fall in Chad from the oil-fuelled heights of 2008. It notes the increases in Angola, Algeria, Nigeria and the decrease in Chad were influenced by trends in oil and gas revenues. (It warns though that for Africa and its subregions some estimates are “uncertain” due to missing data for some countries, most notably Sudan, Libya and Eritrea.
Estimated total military expenditure in the Middle East in 2010 was US$111 billion, an increase of 2.5% in real terms over 2009, SIPRI says. Military spending in the Middle East was around 35% higher in real terms in 2010 than in 2001. Most of this increase occurred during the period 2002–2007, since when spending has been essentially flat. The largest absolute increase in the region in 2010 was by Saudi Arabia (by US$1.6 billion in constant 2009 prices), while the largest relative increases were by Iraq (12%) and Lebanon (9.7%). The largest fall was by Oman (by 9.8%).
Military expenditure estimates in the Middle East for 2009–10 are also subject to considerable uncertainty due to missing data for some countries. The most important country for which data was missing in 2010 was Iran, SIPRI warns. A media report claimed that the budget for the armed forces increased by 20 per cent to 90 trillion rials (US$9 billion), while that for the Revolutionary Guard Corps was 58 billion rials (U$5.8 billion). “However, SIPRI has been unable to verify these
figures or compare them with previous data from other sources.”
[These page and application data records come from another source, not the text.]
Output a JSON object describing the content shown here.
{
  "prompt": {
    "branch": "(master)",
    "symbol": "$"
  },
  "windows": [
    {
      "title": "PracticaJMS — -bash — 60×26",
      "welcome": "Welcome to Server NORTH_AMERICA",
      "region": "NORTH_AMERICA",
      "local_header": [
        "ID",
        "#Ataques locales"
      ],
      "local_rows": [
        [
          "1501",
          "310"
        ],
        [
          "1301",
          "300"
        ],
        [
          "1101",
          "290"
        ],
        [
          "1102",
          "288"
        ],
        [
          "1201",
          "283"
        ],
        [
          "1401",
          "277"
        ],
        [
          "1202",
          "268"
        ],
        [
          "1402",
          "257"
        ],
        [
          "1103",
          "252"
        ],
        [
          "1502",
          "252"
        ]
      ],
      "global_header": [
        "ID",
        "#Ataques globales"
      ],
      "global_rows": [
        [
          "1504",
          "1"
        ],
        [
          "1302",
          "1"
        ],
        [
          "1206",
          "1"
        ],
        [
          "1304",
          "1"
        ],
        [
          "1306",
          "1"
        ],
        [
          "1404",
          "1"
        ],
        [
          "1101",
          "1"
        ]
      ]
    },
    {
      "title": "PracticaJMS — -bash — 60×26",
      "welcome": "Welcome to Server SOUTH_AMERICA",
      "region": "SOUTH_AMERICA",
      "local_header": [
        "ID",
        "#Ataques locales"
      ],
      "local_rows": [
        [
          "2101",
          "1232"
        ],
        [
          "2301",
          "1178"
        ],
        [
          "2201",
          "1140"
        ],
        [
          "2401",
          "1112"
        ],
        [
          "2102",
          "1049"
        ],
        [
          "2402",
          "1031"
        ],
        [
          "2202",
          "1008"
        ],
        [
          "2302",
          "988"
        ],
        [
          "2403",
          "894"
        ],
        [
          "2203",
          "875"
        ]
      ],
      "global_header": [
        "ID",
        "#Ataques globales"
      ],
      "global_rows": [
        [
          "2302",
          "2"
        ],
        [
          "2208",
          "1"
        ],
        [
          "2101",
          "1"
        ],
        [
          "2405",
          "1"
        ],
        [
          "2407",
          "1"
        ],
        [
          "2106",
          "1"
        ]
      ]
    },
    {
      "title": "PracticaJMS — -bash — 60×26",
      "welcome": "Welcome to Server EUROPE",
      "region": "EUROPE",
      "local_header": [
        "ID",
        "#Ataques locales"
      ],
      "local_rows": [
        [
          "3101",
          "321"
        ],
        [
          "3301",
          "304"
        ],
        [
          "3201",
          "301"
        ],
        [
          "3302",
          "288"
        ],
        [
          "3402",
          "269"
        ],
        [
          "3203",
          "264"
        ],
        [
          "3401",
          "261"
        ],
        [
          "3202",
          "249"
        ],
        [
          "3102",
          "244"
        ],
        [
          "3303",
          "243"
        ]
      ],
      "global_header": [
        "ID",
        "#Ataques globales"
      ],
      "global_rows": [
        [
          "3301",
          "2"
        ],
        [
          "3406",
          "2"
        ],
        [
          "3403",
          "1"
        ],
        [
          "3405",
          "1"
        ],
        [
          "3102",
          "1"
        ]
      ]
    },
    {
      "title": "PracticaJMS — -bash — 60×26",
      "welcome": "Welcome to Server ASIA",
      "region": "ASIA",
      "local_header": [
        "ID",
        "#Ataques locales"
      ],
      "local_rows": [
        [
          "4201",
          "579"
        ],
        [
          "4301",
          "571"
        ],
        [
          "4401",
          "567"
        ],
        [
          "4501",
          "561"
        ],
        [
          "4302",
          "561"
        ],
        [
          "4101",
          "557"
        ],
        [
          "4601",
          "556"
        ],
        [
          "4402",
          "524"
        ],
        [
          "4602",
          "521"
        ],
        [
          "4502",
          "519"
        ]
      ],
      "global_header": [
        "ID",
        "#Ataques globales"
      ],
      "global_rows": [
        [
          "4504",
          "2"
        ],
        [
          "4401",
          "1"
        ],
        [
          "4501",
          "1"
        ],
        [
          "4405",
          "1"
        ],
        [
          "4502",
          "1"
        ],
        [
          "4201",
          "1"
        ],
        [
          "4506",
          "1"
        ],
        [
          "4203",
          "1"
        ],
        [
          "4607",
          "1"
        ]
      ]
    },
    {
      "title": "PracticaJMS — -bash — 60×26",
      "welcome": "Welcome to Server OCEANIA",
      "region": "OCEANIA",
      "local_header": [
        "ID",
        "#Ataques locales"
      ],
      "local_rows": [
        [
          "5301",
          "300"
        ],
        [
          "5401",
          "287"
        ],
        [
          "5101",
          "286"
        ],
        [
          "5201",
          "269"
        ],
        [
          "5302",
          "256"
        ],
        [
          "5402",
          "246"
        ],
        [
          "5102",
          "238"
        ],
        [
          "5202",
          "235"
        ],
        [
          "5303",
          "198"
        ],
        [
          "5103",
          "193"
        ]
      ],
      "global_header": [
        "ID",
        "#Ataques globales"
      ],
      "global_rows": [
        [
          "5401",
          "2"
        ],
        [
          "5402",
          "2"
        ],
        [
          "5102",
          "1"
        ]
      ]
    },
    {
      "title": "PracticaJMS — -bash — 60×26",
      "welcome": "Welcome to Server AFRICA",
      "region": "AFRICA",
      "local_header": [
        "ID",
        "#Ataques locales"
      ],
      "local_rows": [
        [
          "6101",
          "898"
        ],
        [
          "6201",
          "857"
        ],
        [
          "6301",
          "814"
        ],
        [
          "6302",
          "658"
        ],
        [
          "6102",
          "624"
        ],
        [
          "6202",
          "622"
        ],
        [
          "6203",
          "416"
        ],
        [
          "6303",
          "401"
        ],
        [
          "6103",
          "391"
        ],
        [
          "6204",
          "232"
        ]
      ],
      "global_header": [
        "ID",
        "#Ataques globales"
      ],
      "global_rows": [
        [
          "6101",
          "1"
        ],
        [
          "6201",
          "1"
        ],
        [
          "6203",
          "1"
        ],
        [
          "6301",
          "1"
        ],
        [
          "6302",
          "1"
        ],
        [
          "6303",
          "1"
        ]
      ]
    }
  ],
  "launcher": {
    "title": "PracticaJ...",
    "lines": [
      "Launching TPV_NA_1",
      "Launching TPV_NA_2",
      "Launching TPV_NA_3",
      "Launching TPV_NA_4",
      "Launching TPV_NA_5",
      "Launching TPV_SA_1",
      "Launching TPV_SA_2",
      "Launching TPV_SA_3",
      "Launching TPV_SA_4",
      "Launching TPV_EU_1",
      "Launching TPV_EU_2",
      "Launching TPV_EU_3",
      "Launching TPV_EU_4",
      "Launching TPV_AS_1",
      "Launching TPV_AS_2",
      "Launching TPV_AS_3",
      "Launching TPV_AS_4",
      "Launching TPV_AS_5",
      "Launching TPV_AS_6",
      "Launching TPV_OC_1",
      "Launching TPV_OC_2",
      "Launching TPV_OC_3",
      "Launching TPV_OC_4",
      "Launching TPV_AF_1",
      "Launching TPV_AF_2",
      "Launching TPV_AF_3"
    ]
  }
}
A further source of uncertainty regarding Middle Eastern military spending is the very low level of transparency, SIPRI laments. In most cases, even when data is reported, only a single total figure is given. In Egypt, for example, where official figures for military spending have fallen slightly in recent years, the military budget is reported under the category “various functional activities”. It is also likely that in many cases official figures exclude off-budget spending, in particular for arms purchases.